HST61005: History and Policy


15 credits

Module Leader 2020-21: Adrian Bingham


Module Summary

'History can and should improve public policy-making, helping to avoid reinventing the wheel and repeating past mistakes.' (History & Policy website).

This module will examine and evaluate the ways in which historians have tried to intervene in the public sphere and shape politics and policy-making. It will address debates about the difficulties of learning 'lessons' from the past and consider the responsibilities that historians have in taking a stance on controversies over past events, or in speaking truth to power. Students will read and critique policy papers from the History & Policy website, and then develop the skills to research and write their own accessible and meaningful policy-oriented reports on a historical topic.

 


Module aims

This module aims to:

  1. Introduce you to the debates and criticism surrounding the use of history in contemporary policy-making
  2. Provide you with a framework for assessing the value of policy interventions by historians
  3. Provide you with an understanding of good practice in producing policy briefings on historical subjects
  4. Enhance your ability to develop independent interpretations and judgements, and to present scholarly arguments.

Learning outcomes

By the end of the module, you should (be able to):

  1. Demonstrate familiarity with significant scholarly debates and criticism relating to the use of history in contemporary policy-making (Aim 1)
  2. Demonstrate the ability to discuss the value of policy interventions by historians within a critical framework informed by an appreciation of relevant scholarly literature (A2)
  3. Demonstrate an understanding of good practice in producing policy briefings on historical subjects (A3)
  4. Show the ability to develop independent interpretations and judgements, and to present scholarly arguments, orally and in formal written prose (A4).

Teaching

Learning hours
Seminar hours Tutorial hours Independent Learning
10 1 139

The module will be taught in five, two-hour classes. The two initial sessions will introduce the key debates on the relationship between history and policy-making, and discuss good practice in terms of producing policy briefings. (LOs 1, 3). In the following three session, students will identify, discuss and evaluate different ways in which historians have sought to intervene in policy-making (LO2). You will also have an opportunity to present policy ideas related to your own choice of historical topic (LO3). The classes will enable students to share knowledge, debate controversial issues and listen and respond to the views of others in a structured environment. You will, in addition, have individual tutorial contact with the module leader to discuss your written work for this module (LO4).

 

Assessment

Assessment methods
Assessment % of final mark Length
Coursework 100% 3000 words
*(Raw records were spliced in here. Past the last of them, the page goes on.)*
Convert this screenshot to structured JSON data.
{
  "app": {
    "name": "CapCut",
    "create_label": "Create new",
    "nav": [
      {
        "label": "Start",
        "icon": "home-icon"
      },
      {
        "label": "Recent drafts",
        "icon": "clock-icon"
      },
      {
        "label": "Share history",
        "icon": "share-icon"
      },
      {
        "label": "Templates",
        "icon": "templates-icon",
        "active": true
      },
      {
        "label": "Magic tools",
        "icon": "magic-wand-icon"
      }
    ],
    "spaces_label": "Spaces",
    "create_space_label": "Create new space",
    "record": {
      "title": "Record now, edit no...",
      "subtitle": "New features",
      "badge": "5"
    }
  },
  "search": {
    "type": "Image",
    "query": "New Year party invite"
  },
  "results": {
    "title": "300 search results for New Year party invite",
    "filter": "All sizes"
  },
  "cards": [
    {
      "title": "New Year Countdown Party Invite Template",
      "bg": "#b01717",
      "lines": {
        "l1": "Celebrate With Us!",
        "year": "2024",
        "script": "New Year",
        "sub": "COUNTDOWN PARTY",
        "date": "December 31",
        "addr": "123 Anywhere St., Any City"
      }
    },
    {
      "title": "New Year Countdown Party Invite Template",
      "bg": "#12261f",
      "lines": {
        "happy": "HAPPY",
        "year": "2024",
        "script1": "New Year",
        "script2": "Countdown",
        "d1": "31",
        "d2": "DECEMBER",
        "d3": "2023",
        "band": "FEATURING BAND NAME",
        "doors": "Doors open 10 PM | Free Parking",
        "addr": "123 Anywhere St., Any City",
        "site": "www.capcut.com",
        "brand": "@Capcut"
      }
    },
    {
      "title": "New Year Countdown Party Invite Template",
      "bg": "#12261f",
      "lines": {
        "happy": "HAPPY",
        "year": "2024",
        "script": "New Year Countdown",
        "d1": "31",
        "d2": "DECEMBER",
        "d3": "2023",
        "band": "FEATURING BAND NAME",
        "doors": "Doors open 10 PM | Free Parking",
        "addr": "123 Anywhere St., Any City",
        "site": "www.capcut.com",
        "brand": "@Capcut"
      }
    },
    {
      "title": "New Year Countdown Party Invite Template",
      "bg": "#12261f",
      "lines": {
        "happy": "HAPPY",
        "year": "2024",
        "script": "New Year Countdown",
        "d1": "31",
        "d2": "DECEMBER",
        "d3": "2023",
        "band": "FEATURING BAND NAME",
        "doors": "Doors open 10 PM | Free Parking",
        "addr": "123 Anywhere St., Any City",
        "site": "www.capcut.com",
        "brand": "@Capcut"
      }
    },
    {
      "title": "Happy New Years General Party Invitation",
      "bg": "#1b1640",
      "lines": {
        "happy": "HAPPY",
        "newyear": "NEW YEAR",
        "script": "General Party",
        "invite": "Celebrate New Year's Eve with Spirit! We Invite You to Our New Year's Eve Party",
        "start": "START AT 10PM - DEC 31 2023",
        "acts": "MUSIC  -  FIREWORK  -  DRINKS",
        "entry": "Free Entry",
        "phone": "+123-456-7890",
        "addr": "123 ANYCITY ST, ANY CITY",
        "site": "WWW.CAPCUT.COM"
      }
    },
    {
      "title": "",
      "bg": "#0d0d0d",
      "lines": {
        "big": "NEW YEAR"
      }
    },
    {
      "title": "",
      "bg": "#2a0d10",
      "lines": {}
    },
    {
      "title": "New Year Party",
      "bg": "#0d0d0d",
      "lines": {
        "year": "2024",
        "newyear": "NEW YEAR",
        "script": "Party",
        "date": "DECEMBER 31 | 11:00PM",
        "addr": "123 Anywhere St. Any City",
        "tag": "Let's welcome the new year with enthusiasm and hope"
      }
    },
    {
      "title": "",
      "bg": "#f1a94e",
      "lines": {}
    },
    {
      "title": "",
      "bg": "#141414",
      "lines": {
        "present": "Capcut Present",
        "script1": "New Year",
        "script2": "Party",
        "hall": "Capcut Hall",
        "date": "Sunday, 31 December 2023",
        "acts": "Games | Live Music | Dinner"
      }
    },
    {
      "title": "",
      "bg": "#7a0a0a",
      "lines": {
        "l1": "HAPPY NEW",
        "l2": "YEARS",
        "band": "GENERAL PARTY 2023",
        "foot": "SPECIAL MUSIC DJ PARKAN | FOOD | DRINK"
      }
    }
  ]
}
You will prepare a 3000-word policy briefing in the format of those produced for the History & Policy website (LOs 1, 2, 3, 4, 5).

 

Selected reading

  • Faye Sayer, 'Policy, Politics and History' in Public History: A Practical Guide (Second edition, 2019)
  • Matthew Grant, 'History and Policy', in Tracey Loughran, ed., A Practical Guide to Studying History: Skill and Approaches (2017)
  • Jo Guldi and David Armitage, The History Manifesto (2014)
  • http://www.historyandpolicy.org/

 

 

*The content of our courses is reviewed annually to make sure it's up-to-date and relevant. Individual modules are occasionally updated or withdrawn. This is in response to discoveries through our world-leading research; funding changes; professional accreditation requirements; student or employer feedback; outcomes of reviews; and variations in staff or student numbers. In the event of any change we'll consult and inform students in good time and take reasonable steps to minimise disruption.